Koehler had seen other projects that attempted to integrate “homemade” watering systems consisting of pipes and bubblers — some of which were successful and some which were not. As a landscape architect, Koehler knew that applying water directly to the roots of plant material at the correct rate had several advantages over using traditional above-ground sprays. For example, the high precipitation rate of spray heads directed at a downward angle can compact the soil, preventing the necessary transfer of air and water to plant roots. Studies have also shown that root watering is up to two times more efficient than sprays because no water is lost due to wind, evapotranspiration and edge control.
For these reasons Koehler decided to incorporate a Rain Bird Root Watering Series (RWS) system in the Beavercreek Road site plan. The RWS is able to apply water directly to the planter strip, encouraging deep growth of the tree roots rather than shallow growth toward the street and sidewalk that can be typical of spray irrigation. Plus, the deep growth pattern nurtured by the system prevents damage from tree roots coming to the surface to find water, a concern of any landscaping project near paved areas.
By separating zones between shrubs and trees, Koehler was able to set the system to deliver surface water to the shrubs that would also percolate to the top roots of the adjacent trees. By integrating the system with standard irrigation, both shrubs and trees can get exactly the amount of water they need, avoiding water waste and encouraging positive growth. Irrigation heads with side strip nozzles watered the shrubs in between each tree. RWS units, set on either side of the trees’ root balls, allow oxygen into the soil where it can prevent soil compaction and help the roots absorb nutrients.
Because the Oregon City project site was in an extremely public area, Koehler also had to consider the potential for theft and vandalism along with the city’s desire for beautification. Fortunately, the underground installation of the RWS improves aesthetics while its locking grate protects the system from sabotage.
Incorporating the RWS in the design has helped trees and shrubs continue to thrive at the Beavercreek Road project site. In fact, one tree species in particular has achieved outstanding growth since it was planted back in 2005. The Black Tupelos in the side strip plant bed along Beavercreek Road boast trunks approximately the same diameter as other eight-year-old, established Black Tupelos in side strip plant beds nearby.

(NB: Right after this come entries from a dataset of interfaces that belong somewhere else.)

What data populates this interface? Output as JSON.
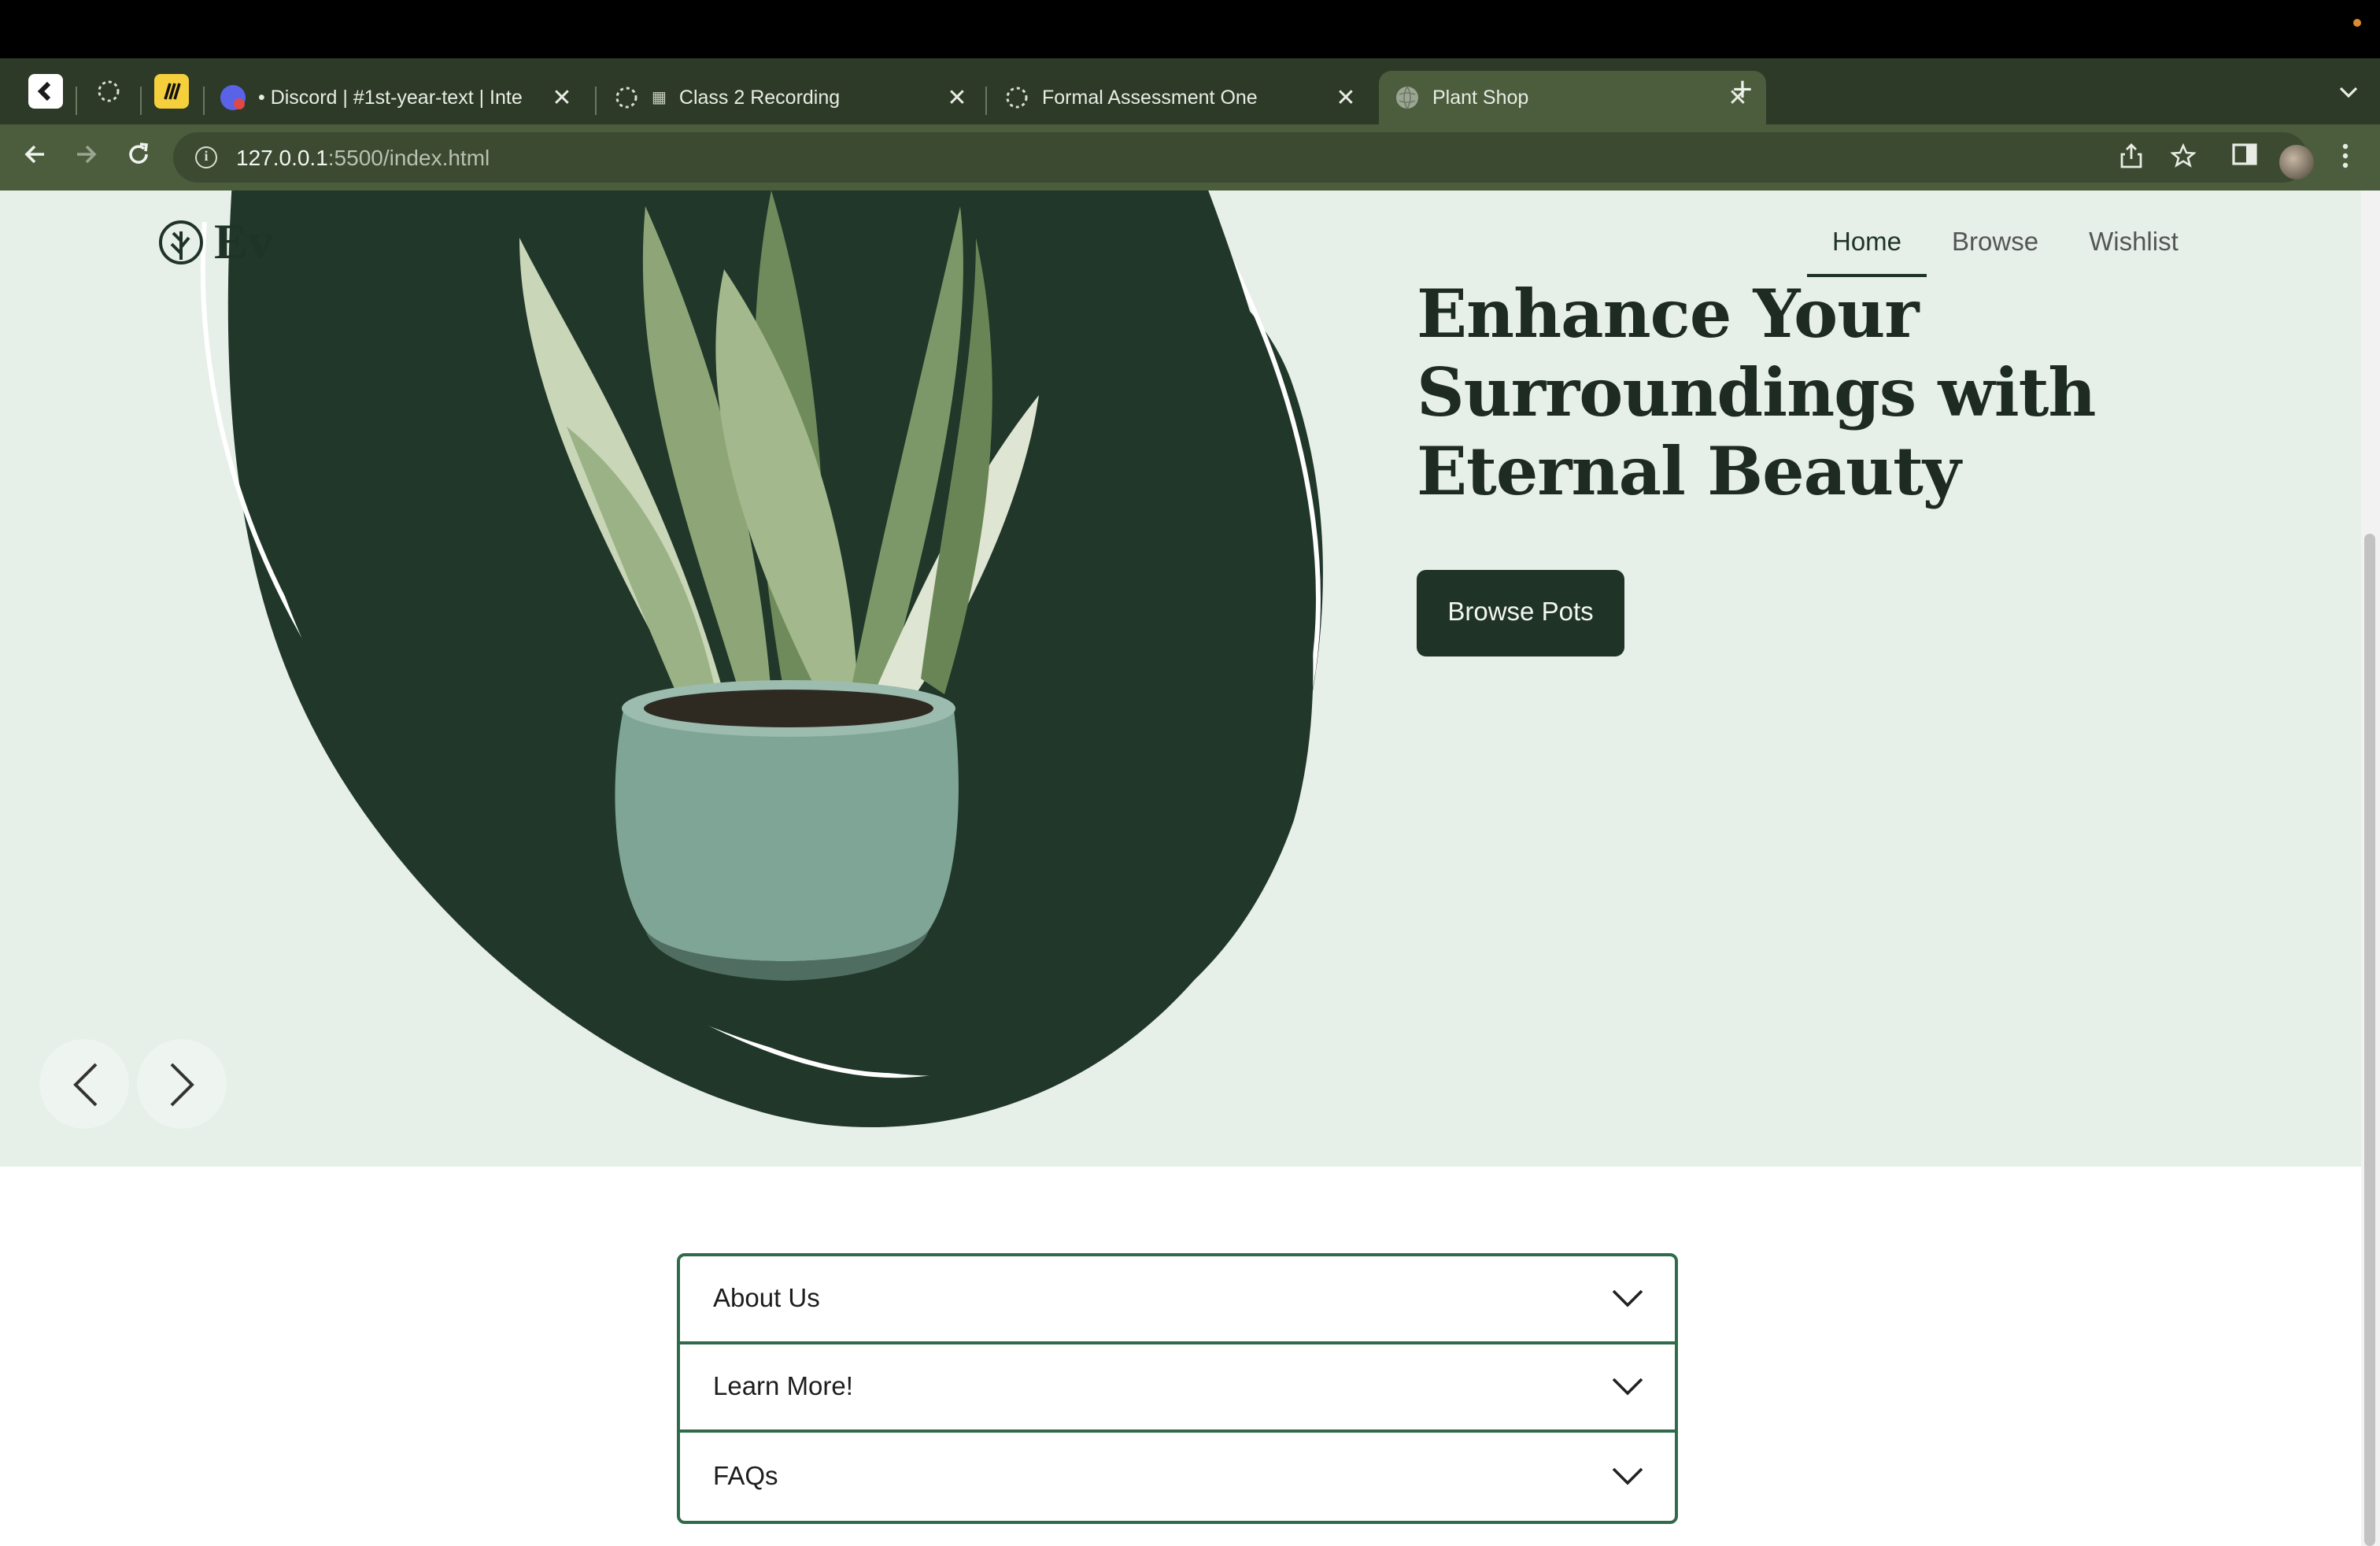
{
  "browser": {
    "tabs": [
      {
        "title": "• Discord | #1st-year-text | Inte",
        "close": "✕"
      },
      {
        "title": "Class 2 Recording",
        "close": "✕"
      },
      {
        "title": "Formal Assessment One",
        "close": "✕"
      },
      {
        "title": "Plant Shop",
        "close": "✕",
        "active": true
      }
    ],
    "new_tab": "+",
    "url_host": "127.0.0.1",
    "url_path": ":5500/index.html"
  },
  "site": {
    "logo_text": "Ev",
    "nav": [
      "Home",
      "Browse",
      "Wishlist"
    ],
    "hero_title": "Enhance Your Surroundings with Eternal Beauty",
    "cta": "Browse Pots",
    "accordion": [
      "About Us",
      "Learn More!",
      "FAQs"
    ]
  },
  "colors": {
    "hero_bg": "#e6efe8",
    "blob": "#20372a",
    "accent": "#1f3326",
    "accordion_border": "#2f6b4b",
    "tabstrip": "#2d3a27",
    "toolbar": "#4b5d3c"
  }
}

The success Koehler’s firm has experienced with the high-profile Beavercreek Road site has helped them acquire other projects in the Northwest. “When you manage a highly visible project that involves hostile concrete surroundings, and you’re able to bring it through to a successful completion, it reflects positively on you,” Koehler said. “It almost serves as a living portfolio that shows others that your projects can succeed — in this case, even in a very harsh environment.”
When asked what advice he would offer to others with similar projects, Koehler emphasized the importance of thinking ahead. “Consider long-term maintenance, look at prospective drought and examine the unique features of your site,” he said. “With roadways, you are given the worst possible scenario — moving plant material into areas with very limited soil. Even after placing 24 inches of soil, you’re dealing with a lot of paving and concrete. Think about the most effective way that you can water the plant material, because it’s going to make a huge difference in how the whole project turns out.”
Lynette Petersen is PR Counsel for Swanson Russell.